#### Work to complete
Every line of the records that contains "refer" should be tallied, and only the resulting number returned.

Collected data
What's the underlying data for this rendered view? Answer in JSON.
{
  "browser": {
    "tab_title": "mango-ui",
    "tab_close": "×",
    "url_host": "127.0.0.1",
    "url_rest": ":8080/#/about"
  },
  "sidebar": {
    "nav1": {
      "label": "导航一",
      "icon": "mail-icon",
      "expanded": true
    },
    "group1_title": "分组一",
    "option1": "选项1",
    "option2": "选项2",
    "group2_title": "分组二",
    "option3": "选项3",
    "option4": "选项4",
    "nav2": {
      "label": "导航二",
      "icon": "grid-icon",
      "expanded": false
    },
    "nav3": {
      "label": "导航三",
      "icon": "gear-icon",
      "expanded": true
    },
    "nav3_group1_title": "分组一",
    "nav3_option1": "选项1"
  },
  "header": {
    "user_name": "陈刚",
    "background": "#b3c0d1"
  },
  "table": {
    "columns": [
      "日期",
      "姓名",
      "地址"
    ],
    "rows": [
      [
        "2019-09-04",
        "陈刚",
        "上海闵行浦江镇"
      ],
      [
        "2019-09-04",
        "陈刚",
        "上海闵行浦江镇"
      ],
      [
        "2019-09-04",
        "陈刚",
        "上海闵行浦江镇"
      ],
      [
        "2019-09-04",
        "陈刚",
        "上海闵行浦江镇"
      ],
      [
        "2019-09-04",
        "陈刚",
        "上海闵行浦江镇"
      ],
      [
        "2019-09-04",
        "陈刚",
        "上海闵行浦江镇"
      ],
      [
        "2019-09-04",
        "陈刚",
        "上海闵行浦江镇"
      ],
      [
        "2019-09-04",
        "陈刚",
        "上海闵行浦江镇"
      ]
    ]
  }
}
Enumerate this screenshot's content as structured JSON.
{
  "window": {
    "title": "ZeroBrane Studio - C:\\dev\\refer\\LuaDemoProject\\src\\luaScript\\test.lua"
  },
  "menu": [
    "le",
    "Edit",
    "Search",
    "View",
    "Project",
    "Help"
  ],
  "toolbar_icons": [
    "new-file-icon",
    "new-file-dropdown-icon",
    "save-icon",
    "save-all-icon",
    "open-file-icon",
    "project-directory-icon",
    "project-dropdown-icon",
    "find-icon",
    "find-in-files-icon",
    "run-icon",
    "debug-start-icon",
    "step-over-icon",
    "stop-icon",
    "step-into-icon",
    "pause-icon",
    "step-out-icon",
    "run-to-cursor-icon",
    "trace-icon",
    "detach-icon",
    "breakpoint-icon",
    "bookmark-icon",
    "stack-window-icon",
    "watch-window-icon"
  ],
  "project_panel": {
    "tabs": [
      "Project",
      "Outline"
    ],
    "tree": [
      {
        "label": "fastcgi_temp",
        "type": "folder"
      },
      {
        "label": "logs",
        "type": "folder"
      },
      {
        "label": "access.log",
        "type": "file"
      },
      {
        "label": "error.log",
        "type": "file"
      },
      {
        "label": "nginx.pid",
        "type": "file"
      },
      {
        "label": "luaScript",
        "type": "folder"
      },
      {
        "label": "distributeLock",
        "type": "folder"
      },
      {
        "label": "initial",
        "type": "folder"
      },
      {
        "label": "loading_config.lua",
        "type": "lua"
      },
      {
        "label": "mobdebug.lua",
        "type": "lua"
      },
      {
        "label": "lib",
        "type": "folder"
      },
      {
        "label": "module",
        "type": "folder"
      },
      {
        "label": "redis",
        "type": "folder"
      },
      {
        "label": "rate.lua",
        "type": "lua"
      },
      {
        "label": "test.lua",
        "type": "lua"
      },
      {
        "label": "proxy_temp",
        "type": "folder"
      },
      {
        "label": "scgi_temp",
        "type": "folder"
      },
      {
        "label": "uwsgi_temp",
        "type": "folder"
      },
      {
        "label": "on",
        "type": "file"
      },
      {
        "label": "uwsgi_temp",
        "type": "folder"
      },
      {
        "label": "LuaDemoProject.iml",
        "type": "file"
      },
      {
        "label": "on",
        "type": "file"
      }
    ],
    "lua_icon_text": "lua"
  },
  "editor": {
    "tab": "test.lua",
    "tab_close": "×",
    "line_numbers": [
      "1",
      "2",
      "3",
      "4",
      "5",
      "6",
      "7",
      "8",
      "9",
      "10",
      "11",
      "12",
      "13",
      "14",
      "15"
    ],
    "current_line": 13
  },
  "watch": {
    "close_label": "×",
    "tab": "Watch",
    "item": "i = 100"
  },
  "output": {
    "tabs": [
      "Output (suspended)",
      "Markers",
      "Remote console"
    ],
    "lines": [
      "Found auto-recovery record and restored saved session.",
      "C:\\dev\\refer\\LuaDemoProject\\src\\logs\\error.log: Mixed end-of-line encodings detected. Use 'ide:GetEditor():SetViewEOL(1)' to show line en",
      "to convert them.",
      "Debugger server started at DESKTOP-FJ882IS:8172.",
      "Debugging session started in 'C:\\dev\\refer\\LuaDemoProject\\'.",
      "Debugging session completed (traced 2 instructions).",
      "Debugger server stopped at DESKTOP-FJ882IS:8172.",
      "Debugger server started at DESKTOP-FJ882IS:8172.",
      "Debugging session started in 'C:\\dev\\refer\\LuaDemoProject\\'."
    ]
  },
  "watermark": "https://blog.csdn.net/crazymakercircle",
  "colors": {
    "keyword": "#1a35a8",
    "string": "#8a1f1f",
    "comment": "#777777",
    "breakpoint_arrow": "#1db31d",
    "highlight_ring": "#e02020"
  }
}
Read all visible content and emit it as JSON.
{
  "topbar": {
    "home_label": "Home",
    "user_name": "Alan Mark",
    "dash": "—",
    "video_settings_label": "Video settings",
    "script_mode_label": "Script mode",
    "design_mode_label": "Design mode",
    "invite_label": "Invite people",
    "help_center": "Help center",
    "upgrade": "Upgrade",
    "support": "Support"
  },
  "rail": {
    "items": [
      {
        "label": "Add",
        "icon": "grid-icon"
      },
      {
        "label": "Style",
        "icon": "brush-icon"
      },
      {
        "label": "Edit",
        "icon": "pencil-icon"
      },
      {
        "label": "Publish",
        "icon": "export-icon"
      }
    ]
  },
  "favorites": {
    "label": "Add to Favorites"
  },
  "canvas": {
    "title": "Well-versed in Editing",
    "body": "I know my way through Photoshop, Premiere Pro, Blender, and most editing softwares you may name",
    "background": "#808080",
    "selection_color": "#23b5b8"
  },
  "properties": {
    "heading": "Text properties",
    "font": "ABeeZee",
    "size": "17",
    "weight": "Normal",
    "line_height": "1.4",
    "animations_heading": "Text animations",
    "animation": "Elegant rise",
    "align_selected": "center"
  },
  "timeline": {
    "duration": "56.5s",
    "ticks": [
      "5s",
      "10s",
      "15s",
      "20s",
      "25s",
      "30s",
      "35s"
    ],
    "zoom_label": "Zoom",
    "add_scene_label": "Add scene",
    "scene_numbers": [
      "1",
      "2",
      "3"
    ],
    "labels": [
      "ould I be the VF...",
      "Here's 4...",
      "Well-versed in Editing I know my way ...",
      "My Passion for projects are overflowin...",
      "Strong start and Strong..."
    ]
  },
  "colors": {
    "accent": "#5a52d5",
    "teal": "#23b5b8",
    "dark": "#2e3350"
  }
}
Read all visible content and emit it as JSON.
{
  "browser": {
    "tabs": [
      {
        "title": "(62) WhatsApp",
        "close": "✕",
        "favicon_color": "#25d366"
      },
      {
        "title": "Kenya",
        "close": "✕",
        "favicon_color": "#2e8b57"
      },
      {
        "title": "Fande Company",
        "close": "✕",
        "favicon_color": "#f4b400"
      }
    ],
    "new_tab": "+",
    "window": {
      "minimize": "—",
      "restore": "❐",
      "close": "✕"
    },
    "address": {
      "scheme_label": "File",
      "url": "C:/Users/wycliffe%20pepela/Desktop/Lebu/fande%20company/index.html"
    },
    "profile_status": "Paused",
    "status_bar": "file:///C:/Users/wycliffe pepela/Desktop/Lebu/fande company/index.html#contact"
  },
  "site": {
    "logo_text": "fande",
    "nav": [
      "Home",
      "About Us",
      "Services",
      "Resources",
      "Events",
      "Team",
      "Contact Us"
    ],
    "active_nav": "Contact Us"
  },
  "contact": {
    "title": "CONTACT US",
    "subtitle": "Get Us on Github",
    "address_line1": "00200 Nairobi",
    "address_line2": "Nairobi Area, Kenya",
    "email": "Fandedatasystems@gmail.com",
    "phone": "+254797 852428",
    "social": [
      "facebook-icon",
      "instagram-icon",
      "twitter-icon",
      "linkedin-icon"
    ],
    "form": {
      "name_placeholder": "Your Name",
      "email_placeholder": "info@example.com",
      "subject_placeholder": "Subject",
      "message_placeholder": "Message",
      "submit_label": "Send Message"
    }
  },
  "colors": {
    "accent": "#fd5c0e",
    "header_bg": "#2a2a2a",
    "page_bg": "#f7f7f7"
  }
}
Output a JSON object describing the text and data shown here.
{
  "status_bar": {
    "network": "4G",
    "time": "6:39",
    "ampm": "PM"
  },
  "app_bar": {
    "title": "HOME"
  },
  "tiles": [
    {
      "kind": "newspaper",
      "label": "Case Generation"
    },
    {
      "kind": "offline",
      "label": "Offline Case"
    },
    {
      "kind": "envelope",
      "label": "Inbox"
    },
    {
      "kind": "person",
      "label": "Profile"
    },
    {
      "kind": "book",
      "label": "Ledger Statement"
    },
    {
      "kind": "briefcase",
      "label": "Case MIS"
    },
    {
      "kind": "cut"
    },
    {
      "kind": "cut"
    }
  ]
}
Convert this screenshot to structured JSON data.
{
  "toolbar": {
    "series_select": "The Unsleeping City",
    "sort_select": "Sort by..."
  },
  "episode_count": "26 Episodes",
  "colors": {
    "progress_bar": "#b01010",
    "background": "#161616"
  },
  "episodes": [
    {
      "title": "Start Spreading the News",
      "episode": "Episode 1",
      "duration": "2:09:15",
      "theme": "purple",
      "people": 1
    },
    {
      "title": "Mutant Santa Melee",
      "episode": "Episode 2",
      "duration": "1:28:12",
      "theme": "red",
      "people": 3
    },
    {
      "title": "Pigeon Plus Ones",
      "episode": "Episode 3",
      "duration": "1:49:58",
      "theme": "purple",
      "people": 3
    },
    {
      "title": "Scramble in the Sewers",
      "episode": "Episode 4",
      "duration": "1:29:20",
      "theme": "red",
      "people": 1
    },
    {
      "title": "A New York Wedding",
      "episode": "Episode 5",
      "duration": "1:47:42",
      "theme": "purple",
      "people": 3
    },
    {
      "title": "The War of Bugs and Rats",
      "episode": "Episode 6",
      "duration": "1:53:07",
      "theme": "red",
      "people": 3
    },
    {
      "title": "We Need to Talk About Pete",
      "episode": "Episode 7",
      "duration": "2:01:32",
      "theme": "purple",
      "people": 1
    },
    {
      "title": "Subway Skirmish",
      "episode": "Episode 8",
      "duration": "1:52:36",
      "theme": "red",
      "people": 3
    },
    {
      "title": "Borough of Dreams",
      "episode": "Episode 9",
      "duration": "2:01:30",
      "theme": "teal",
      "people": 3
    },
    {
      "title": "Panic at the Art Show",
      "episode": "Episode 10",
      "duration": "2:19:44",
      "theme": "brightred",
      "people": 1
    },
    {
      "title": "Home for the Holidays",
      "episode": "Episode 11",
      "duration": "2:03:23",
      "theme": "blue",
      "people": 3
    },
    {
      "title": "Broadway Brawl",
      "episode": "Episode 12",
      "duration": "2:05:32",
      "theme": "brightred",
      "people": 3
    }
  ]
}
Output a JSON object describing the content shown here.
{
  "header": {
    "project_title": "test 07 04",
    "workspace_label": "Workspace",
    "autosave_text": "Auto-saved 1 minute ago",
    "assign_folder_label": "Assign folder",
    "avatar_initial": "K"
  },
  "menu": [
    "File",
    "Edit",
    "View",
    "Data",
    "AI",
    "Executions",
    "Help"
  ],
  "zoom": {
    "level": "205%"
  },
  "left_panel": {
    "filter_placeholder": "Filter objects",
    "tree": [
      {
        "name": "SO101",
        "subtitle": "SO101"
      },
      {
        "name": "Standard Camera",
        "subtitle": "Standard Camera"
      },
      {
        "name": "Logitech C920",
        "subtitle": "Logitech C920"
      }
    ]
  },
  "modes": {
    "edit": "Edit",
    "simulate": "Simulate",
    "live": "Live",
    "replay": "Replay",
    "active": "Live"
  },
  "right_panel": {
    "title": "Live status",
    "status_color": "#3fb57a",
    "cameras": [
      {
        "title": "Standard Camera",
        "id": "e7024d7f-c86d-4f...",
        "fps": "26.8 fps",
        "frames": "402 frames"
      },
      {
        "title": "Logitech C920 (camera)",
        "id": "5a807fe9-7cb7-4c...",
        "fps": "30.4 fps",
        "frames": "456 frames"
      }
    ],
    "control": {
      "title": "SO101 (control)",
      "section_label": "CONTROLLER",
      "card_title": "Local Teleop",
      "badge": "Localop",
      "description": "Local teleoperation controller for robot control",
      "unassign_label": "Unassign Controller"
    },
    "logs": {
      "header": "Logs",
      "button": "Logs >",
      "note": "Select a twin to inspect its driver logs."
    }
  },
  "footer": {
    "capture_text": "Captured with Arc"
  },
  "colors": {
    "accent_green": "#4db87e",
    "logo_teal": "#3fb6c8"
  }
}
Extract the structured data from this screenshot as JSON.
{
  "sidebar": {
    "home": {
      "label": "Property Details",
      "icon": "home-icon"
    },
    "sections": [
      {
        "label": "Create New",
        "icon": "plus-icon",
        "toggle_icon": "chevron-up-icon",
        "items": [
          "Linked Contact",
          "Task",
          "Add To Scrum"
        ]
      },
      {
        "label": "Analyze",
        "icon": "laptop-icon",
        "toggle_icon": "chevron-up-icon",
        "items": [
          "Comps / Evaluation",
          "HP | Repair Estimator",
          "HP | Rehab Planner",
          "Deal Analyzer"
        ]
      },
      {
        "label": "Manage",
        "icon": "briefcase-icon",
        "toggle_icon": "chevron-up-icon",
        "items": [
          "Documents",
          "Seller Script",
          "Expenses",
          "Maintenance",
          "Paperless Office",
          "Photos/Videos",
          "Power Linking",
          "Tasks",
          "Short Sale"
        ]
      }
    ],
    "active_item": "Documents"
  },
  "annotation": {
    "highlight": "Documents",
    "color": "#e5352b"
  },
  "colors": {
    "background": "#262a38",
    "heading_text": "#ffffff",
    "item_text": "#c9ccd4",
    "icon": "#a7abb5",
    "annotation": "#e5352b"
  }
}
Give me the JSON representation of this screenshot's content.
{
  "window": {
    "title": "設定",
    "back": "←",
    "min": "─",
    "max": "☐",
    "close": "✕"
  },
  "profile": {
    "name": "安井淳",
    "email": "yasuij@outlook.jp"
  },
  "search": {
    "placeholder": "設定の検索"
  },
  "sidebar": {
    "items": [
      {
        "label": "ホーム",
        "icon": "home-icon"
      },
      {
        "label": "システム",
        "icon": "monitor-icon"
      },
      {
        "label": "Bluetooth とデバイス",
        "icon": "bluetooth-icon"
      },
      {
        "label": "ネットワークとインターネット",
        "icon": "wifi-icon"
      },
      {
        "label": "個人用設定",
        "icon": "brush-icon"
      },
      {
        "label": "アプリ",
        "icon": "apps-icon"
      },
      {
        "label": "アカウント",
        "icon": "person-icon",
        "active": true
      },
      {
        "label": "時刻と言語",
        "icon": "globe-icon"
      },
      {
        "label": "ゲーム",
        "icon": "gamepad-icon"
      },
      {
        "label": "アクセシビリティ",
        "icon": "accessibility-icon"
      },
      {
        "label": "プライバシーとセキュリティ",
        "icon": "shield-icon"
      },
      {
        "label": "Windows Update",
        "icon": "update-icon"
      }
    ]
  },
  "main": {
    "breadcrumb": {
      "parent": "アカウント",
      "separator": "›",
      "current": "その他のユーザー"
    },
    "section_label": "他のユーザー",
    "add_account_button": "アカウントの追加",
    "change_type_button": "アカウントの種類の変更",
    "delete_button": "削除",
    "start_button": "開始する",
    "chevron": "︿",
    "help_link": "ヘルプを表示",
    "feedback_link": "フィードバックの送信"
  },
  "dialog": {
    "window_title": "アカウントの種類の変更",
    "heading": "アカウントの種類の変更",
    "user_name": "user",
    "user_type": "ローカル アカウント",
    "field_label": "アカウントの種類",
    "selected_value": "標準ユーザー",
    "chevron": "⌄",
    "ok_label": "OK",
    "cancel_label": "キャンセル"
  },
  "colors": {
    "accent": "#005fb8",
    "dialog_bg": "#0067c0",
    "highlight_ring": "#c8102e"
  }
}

#### Response to the exercise
4